See Appendix B and C for arguments to this command that allow you to save bandwidth and increase performance via hardware acceleration.

Now, open your browser (Chrome) on your local machine and navigate to http://localhost:39000. You should be presented with the cryoSPARC login page.

cryoSPARC UI login page

When you have to SSH through multiple servers to reach your cryoSPARC compute node

If your cryoSPARC instance is running on a server that is only accessible via another server (e.g., an SSH server, or a cluster edge node), you will have to run an SSH command that forwards the port through multiple machines.

  1. Set up a multi-hop connection from your local host to the remote host. To do this, open the file ~/.ssh/config (or create it if it doesn't exist) and add the following lines:

    Host *
    ServerAliveCountMax 4
    ServerAliveInterval 15
    Host local_name_for_remote_host
    HostName remote_hostname
    User remote_username
    ProxyCommand ssh -q ssh_username@ssh_server -W %h:%p
    • Replace local_name_for_remote_host with a short name you will use to refer to the remote compute node.

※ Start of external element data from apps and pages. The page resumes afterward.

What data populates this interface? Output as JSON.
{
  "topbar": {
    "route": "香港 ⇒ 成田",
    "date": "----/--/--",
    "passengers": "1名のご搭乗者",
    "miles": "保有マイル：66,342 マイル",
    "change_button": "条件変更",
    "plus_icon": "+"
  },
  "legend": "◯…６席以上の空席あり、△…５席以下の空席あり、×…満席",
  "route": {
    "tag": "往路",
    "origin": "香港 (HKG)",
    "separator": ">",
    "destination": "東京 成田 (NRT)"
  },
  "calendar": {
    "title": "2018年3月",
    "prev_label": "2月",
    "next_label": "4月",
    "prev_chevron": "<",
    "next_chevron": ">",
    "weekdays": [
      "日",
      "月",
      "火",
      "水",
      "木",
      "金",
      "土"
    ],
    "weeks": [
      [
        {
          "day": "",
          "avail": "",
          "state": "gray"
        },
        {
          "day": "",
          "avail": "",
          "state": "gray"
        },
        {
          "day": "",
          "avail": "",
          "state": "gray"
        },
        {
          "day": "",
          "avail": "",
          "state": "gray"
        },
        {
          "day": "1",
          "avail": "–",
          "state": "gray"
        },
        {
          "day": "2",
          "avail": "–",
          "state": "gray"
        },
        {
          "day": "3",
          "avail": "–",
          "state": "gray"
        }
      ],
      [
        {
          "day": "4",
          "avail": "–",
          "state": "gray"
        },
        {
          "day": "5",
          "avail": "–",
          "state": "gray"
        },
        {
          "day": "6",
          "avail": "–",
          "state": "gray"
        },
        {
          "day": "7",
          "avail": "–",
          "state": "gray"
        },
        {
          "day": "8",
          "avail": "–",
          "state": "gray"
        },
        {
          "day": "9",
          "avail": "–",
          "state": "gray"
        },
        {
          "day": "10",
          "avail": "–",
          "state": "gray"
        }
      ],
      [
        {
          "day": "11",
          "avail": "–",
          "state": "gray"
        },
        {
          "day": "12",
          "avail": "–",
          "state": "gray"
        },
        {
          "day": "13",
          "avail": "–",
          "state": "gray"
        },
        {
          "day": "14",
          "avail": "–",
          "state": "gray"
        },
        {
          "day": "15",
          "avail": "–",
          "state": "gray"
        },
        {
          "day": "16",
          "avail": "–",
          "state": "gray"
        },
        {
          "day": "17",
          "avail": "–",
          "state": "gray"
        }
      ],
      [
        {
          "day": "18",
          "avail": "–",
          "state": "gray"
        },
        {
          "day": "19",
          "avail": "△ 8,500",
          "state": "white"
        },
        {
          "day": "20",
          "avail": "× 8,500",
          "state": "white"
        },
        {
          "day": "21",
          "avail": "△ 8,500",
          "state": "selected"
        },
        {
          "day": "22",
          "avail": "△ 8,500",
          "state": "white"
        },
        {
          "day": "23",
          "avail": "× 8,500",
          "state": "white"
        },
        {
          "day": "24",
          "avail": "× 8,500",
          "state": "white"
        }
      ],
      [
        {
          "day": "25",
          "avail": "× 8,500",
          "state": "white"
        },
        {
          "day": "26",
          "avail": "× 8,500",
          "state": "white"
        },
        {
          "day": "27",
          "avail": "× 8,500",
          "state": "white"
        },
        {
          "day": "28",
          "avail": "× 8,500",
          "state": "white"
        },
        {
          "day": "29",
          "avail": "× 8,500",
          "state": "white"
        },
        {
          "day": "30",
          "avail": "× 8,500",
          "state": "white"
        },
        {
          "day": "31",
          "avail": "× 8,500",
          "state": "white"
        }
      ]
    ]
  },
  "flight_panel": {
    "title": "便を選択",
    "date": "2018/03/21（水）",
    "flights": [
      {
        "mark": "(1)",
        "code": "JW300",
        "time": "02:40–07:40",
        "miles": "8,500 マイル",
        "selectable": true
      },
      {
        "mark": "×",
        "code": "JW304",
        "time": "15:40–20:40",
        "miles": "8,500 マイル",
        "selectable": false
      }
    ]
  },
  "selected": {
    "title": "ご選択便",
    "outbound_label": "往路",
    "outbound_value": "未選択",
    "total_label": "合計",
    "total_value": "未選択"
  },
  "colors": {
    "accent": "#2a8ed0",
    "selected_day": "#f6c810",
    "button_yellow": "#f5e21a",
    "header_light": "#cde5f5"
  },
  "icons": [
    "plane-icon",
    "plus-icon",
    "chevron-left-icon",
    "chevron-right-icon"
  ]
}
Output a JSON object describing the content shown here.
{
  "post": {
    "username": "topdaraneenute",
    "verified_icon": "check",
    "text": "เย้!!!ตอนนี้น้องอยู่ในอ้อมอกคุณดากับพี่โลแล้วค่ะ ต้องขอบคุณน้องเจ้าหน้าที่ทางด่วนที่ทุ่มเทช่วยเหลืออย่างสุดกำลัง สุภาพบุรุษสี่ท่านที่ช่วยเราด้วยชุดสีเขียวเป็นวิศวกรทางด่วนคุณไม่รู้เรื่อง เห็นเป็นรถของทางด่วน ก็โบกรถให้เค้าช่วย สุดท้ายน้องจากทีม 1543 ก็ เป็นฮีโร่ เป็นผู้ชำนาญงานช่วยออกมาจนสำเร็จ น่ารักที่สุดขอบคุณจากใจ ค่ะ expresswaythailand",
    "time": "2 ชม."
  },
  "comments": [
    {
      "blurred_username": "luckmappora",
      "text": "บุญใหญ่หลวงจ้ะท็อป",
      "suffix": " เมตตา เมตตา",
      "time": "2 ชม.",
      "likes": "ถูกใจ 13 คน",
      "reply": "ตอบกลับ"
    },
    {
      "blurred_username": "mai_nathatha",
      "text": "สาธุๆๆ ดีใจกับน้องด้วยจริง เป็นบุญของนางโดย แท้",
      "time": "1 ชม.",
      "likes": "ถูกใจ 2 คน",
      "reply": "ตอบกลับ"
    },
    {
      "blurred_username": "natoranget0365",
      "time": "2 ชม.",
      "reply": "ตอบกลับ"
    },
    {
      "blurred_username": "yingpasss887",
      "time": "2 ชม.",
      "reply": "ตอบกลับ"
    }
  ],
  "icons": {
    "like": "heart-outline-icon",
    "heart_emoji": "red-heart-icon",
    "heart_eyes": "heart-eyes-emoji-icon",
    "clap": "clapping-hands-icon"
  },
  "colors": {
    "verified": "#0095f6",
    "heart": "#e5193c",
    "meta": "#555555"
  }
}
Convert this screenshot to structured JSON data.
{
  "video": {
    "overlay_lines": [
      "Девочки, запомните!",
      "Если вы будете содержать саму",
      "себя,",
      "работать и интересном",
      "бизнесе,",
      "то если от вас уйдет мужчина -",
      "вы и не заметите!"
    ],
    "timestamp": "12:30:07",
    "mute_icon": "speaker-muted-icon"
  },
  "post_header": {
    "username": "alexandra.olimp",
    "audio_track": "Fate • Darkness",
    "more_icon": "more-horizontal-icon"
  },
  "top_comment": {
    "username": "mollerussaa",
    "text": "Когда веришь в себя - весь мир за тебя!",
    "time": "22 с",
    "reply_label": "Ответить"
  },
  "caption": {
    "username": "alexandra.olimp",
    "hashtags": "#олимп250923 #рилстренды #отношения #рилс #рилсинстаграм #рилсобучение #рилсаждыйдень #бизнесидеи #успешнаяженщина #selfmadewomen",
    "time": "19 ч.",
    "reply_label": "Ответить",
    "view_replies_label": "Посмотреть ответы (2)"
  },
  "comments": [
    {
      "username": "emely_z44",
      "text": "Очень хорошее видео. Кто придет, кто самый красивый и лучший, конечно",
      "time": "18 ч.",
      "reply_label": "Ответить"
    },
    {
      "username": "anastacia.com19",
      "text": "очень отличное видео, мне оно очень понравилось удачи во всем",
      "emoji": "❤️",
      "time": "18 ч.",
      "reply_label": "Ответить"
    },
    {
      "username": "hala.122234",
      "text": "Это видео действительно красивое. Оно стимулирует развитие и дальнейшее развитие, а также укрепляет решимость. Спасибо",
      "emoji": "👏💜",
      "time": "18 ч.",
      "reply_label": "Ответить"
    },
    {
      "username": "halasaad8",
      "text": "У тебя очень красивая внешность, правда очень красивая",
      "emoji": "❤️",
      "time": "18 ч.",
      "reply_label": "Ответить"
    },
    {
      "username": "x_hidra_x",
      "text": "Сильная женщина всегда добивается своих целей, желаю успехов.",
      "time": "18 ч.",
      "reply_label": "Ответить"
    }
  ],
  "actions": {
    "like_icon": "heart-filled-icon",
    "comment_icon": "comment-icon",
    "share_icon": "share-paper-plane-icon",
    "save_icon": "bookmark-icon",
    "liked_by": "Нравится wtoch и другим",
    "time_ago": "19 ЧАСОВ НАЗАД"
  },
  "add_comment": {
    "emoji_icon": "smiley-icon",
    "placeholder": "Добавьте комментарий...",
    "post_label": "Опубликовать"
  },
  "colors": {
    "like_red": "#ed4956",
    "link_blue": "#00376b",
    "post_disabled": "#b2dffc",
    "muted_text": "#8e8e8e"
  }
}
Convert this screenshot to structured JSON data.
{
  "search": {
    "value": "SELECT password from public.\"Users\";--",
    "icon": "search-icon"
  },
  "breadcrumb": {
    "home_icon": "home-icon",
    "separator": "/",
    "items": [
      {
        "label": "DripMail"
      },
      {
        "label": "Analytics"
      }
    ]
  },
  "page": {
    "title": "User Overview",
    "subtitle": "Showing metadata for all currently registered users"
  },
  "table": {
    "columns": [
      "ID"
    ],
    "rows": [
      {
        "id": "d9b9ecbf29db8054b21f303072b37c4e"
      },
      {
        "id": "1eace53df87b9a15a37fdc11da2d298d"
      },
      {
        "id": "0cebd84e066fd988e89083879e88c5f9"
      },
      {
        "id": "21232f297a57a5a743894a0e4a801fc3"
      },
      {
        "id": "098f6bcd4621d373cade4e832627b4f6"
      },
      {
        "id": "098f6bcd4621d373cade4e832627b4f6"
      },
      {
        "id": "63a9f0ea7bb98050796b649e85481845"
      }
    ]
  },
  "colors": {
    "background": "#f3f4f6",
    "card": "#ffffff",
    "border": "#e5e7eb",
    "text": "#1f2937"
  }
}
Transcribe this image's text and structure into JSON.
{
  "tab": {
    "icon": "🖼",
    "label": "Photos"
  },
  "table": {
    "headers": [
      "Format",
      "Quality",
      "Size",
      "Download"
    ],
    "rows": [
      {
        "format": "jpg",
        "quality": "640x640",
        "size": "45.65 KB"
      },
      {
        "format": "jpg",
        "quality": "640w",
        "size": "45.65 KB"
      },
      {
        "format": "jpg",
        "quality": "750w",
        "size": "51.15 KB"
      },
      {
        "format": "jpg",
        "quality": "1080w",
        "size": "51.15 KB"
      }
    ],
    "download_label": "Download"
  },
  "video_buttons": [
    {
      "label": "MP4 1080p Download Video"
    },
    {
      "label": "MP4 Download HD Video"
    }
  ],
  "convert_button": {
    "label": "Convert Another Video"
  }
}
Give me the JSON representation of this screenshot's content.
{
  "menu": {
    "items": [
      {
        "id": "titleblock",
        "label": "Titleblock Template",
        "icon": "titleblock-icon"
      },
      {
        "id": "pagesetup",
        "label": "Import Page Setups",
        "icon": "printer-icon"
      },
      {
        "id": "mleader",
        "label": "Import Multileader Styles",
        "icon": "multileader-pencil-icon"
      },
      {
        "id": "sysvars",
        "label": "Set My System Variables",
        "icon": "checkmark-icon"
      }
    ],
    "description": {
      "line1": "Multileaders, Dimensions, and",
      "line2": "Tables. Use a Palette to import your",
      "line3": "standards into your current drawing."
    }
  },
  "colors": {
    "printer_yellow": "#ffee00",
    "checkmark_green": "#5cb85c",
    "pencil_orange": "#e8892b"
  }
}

    • Replace remote_username & remote_hostname with the actual user/hostname of the compute node that you would use to connect to it from the ssh server.

    • Replace ssh_username and ssh_server with the user/hostname of the ssh server.

    • Save the file.

  2. Start an SSH tunnel to expose port 39000 from your compute node to your local machine.

    ssh -N -f -L localhost:39000:localhost:39000 local_name_for_remote_host

    Note: the -f flag tells ssh to run in the background, so you can close the terminal window after running this command, and the tunnel will stay open.Note: You can set up password-less SSH access so you don't have to specify a username and password every time you try to SSH to a known server. See Appendix A for more details.

  3. Now, open your browser (Chrome) and navigate to http://localhost:39000. You should be presented with the cryoSPARC login page.

Windows Users: Using Putty to forward a port over SSH

If you're using Windows, you can still take advantage of SSH Tunneling by using an SSH client like Putty. See here for instructions on how to set up SSH Tunneling using Putty

Appendix

Appendix A: Setting up password-less SSH access to a remote workstation

Set up SSH keys for password-less access (only if you currently need to enter your password each time you ssh into the compute node).

  1. If you do not already have SSH keys generated on your local machine, use ssh-keygen to do so. Open a terminal prompt on your local machine, and enter:

    ssh-keygen -t rsa -N "" -f $HOME/.ssh/id_rsa

    Note: this will create an RSA key-pair with no passphrase in the default location.

  2. Copy the RSA public key to the remote compute node for password-less login:

    ssh-copy-id remote_username@remote_hostname

    Note: remote_username and remote_hostname are your username and the hostname that you use to SSH into your compute node. This step will ask for your password.

Appendix B: Using SSH Forwarding with compression to reduce data usage

Supply -C to the port tunnelling command to request compression of all data. This can help when downloading maps from the cryoSPARC UI, as masks can be greatly compressed. From man ssh:

-C Requests compression of all data (including stdin, stdout, stderr,
and data for forwarded X11, TCP and UNIX-domain connections).
The compression algorithm is the same used by gzip(1), and the
“level” can be controlled by the CompressionLevel option for
protocol version 1. Compression is desirable on modem lines and
other slow connections, but will only slow down things on fast
networks.

For example:

ssh -N -f -L localhost:39000:localhost:39000 remote_hostname -C

Appendix C: Using Hardware Accelerated OpenSSH Ciphers

If your system supports Intel or AMD AES-NI, you can take advantage of hardware accelerated ciphers that dramatically improve the performance of your SSH connection. To find out if your system supports this, follow this tutorial.

If your system has these features enabled, supply the argument -o Ciphers=aes128-gcm@openssh.com or -o Ciphers=aes256-gcm@openssh.com (depending on what your system supports, but AES 256 is preferred) to the port forwarding command. For example:

ssh -N -f -L localhost:39000:localhost:39000 remote_hostname -C -o Ciphers=aes256-gcm@openssh.com